The irony is, of course, that as soon as you get yourself to realize that this new child is your actual child, and you see her for the first time with your very own eyes, you realise that she is still becoming.

Just getting started, really. She is real, but the work of becoming who she is made to be is mostly ahead of her. 

It’s not the potentiality of emptiness. A newborn isn’t an empty box to be filled or a blank slate to be written upon.

A unique flower, becoming itself

Instead, she is a tightly furled seed, a wondrously dense kernel of possibilities whose purpose in life is to flower. She has not yet done anything, and that makes her immensely rich. She simply *is*, and that makes her immeasurably precious, irreplaceable. 

It’s not doctrine, but I believe that when *every* human child is born, the heavens open and the angels shout with joy. I have heard it.

When a child is born, we brush with eternity, as she is delivered into the light from the shadows of the womb, and becomes herself, shows who she has always been – and also simultaneously takes on the heavy burden of human potentiality, beginning the long journey of becoming who she was made to be.

But for that one moment, when we first see her face, she simply is. She is herself. She has emerged. Nothing more is needed. 

So, speaking of babies. Here we are, freshly post-Christmas Day, and what are we to do now?

Where to from here?

Maybe you have heard that it is every human being’s vocation, every woman and every man’s purpose, to imitate Mary by bringing Christ into the world.

It’s something I think about every Sunday, after I receive Christ into my body, and I ask Him to help me remember Him, remember what has happened in the Eucharist, remember who I have carried within me for a short time.

Remember to do my best, work my hardest to show His presence to other people I meet.  

But what I heard very insistently this year is that this is a fruitless struggle. It’s fruitless to work and strive to deliver Christ into the world. It’s the struggling and the strife that are fruitless, I mean, because He *will* arrive.

The Nativity is depicted in this 17th-century painting by the three Le Nain brothers, Antoine, Louis and Mathieu. Photo: CNS, Bridgeman Images

He has arrived. He is here now, and there was never a time when He was not here. He is who He is, and there was never a time when He was not that Person. He was not always a newborn baby, but always the Son.

Somehow at one and the same time, He is the flower of all creation, the open, shining blossom of the Father’s love, and also the tightly furled kernel of blessed humanity, ready to become anything we need Him to be.

Bringing Christ into the world

So what does it mean to bring Him into the world? How do we bring Christ to other people? How do we show them who He is?

By seeing Him. By looking at His face, seeing how real He is. We can’t show Him to other people if we’re always to busy to see who He is ourselves. We cannot evangelize if we’re too busy to adore.

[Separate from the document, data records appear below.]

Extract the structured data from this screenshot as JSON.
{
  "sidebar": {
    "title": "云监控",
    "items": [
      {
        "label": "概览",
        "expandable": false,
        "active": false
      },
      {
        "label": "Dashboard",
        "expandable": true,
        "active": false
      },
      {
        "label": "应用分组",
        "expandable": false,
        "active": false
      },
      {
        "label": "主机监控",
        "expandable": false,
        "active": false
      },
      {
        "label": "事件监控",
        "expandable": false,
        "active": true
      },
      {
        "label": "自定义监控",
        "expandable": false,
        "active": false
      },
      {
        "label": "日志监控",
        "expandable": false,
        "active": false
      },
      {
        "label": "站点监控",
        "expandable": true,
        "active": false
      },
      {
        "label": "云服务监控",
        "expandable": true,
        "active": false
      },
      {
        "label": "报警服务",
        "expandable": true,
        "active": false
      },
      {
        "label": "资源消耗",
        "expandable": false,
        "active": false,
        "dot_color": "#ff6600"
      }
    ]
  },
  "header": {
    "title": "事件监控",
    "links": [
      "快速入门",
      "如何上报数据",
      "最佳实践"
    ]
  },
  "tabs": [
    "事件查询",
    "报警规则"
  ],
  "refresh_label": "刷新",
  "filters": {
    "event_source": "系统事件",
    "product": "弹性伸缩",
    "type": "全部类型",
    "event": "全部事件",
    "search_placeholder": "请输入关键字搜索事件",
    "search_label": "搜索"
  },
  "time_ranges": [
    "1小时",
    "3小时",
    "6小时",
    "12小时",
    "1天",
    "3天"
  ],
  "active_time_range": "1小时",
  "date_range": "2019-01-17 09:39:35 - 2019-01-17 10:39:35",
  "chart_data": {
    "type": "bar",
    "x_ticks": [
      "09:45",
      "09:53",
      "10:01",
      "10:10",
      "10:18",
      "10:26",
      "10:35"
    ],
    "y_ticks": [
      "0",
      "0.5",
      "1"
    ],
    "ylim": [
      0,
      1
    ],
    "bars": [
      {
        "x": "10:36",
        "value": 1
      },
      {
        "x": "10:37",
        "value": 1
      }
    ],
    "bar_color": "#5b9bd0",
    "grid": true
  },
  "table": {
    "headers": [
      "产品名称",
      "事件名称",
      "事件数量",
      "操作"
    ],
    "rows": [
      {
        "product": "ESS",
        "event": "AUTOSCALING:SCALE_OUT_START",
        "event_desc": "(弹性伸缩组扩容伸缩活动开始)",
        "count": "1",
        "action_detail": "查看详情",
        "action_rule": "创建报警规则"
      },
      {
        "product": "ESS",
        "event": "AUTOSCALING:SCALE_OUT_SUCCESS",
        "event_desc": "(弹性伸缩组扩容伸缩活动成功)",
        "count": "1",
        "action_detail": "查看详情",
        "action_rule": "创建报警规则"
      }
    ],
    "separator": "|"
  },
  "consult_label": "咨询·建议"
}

And any time we feel like we must shoulder the burden of fixing and saving and understanding the world, that shows we don’t know who He is. Bearing Christ means coming to know Christ by looking at His face over and over again.

The work that Christ does in the world is largely unknown to us. All the struggles, all the wrestling, and shoving, the kicks, the turmoil – these dark and restless spans of time while we are still becoming who we are made to be – they are inescapable.

A darkness, but charged with meaning – and good

The womb of the world is a private place, and what happens here is full of secrets and shadows, potentialities, things yet-to-be-revealed. But it *is* the darkness of the womb, not the grave.

A temporary darkness; a full darkness, not an empty one. A place of waiting for the person who is already there to reveal His face.

The work of being a Christian is the work of seeking His face, over and over again; of affirming the continuity of who the Christ Child is and who He always has been; of being willing to see that He is real, over and over and over again. Of looking for His face, looking at it. 

Stop. Look. Christ is the same yesterday, today, and forever, and He is here with us now. Stop. Look. He is real. Look at His face.